And there's no point where Lady Gaga breaks through and shows the subversiveness that made her a star. Yeah, she's playing a character. But why cast her and then keep her straight-jacketed? She all but drops out of the picture while Jackson hits bottom after bottom. Cooper's performance grips you though - even behind a full beard, long hair and a squint. It took me a few seconds to place his basso purr. Then I thought, of course, it's Sam Elliott. Then Elliott showed up as Jackson's much older brother and long-suffering caretaker. And it's a trip hearing them growl at each other in the same voice.

The most shocking scene in all versions of "A Star Is Born" takes place at an awards ceremony - the Oscars or Grammys - in this case, the Grammys. This one tops them all in the humiliation department. It's excruciating. Towards the end of the movie, I heard sniffles and noses being blown all over the theater. Man, this material is shameless. And, man, does it work. Whatever its lapses, "A Star Is Born" will be a monster hit. Audiences will love Cooper for his tender suffering on screen and for showing us the soul that was always there beneath Lady Gaga's outrageous costumes. They'll want to see Gaga at the Oscars as much as fans in the movie want to see Ally at the Grammys.
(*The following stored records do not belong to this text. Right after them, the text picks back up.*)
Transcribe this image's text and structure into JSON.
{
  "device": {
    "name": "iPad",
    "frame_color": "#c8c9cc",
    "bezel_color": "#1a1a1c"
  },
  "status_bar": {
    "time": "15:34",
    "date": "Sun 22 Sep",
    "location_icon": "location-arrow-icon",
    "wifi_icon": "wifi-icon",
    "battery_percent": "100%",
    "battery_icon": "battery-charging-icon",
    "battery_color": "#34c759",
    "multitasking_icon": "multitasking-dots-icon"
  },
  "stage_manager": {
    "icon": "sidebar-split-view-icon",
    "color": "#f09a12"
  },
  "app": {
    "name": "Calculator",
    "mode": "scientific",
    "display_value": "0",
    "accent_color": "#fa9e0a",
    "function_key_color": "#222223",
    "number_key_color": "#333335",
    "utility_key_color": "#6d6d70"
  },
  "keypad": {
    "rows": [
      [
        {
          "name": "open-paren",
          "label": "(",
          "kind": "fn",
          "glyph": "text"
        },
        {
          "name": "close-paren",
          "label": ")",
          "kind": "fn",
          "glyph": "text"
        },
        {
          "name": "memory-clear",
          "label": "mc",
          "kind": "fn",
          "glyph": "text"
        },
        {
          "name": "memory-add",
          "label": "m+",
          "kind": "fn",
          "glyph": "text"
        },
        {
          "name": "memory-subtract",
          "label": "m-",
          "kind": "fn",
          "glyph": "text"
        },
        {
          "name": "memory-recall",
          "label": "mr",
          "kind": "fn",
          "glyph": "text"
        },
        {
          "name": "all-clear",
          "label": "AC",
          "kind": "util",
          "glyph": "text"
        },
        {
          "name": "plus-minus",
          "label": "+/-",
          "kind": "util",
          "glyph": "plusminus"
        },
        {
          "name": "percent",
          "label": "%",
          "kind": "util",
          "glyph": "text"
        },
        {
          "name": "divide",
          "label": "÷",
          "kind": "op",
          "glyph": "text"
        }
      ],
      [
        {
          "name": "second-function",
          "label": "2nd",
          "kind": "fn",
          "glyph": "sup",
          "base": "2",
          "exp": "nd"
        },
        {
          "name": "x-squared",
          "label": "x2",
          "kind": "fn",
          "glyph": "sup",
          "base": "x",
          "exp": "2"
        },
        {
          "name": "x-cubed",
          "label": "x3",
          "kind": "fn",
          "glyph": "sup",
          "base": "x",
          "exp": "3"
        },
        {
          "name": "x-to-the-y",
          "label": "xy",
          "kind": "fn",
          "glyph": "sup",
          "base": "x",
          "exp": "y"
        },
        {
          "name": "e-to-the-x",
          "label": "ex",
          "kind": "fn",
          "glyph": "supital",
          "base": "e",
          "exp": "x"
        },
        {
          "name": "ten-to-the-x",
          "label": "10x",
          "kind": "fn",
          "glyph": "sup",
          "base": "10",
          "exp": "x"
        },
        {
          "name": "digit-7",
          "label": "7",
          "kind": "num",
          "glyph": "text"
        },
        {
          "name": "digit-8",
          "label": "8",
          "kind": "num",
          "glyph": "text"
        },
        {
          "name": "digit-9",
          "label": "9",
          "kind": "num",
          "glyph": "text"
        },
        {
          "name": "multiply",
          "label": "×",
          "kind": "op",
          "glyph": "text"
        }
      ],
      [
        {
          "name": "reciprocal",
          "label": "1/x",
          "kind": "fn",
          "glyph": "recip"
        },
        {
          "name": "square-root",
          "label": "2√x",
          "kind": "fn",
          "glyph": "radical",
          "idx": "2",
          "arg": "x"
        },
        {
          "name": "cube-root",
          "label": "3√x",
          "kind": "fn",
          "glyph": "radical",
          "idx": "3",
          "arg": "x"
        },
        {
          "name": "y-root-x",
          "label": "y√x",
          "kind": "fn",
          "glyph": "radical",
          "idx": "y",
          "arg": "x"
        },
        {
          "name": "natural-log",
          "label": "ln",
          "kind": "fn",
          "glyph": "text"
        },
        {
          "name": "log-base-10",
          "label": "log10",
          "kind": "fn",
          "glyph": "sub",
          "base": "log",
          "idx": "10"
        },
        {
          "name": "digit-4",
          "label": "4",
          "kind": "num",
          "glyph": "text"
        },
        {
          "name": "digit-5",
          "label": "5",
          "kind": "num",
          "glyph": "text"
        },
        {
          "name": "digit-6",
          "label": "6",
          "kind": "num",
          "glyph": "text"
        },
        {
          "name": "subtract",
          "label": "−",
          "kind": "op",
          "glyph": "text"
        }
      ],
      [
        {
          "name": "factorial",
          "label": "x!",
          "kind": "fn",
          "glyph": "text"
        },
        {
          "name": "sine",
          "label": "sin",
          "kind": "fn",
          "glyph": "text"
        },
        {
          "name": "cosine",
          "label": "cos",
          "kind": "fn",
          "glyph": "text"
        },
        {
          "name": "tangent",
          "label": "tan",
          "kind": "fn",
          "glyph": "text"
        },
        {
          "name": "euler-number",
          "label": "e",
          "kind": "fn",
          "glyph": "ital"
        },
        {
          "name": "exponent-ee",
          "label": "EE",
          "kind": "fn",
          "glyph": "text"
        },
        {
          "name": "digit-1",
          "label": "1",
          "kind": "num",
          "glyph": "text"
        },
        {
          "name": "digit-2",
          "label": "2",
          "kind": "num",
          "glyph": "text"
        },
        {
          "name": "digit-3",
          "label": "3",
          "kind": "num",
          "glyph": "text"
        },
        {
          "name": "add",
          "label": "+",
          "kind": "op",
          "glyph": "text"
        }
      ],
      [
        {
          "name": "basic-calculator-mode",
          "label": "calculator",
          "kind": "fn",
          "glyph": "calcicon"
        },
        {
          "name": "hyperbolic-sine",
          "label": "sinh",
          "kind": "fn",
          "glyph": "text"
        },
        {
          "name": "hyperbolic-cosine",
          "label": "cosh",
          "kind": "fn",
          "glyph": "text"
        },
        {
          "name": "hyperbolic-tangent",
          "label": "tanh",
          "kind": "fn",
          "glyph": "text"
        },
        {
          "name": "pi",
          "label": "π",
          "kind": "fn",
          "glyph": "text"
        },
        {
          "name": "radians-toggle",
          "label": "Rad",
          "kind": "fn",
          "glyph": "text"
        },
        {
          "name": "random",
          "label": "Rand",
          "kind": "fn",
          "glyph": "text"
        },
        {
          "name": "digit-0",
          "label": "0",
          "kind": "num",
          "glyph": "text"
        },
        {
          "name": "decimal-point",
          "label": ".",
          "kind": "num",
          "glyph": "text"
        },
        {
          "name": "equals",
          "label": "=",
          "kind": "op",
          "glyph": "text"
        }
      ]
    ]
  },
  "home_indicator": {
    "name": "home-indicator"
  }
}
BIANCULLI: David Edelstein is film critic for New York magazine. On Monday's show - when Leonard Cohen died in 2016, he left behind many unpublished poems and lyrics, some of which have been collected in a new book. We talk with Cohen's son Adam Cohen who wrote the introduction. Adam also produced "You Want It Darker," the album his father recorded shortly before his death. I hope you can join us.


BIANCULLI: FRESH AIR's executive producer is Danny Miller. Our technical director and engineer is Audrey Bentham, with assistance from Adam Staniszewski and additional engineering support from Joyce Lieberman and Julian Herzfeld. Our associate producer for digital media is Molly Seavy-Nesper. Roberta Shorrock directs the show. For Terry Gross, I'm David Bianculli.


David Edelstein is a film critic for New York magazine and for NPR's Fresh Air, and an occasional commentator on film for CBS Sunday Morning. He has also written film criticism for the Village Voice, The New York Post, and Rolling Stone, and is a frequent contributor to the New York Times' Arts & Leisure section.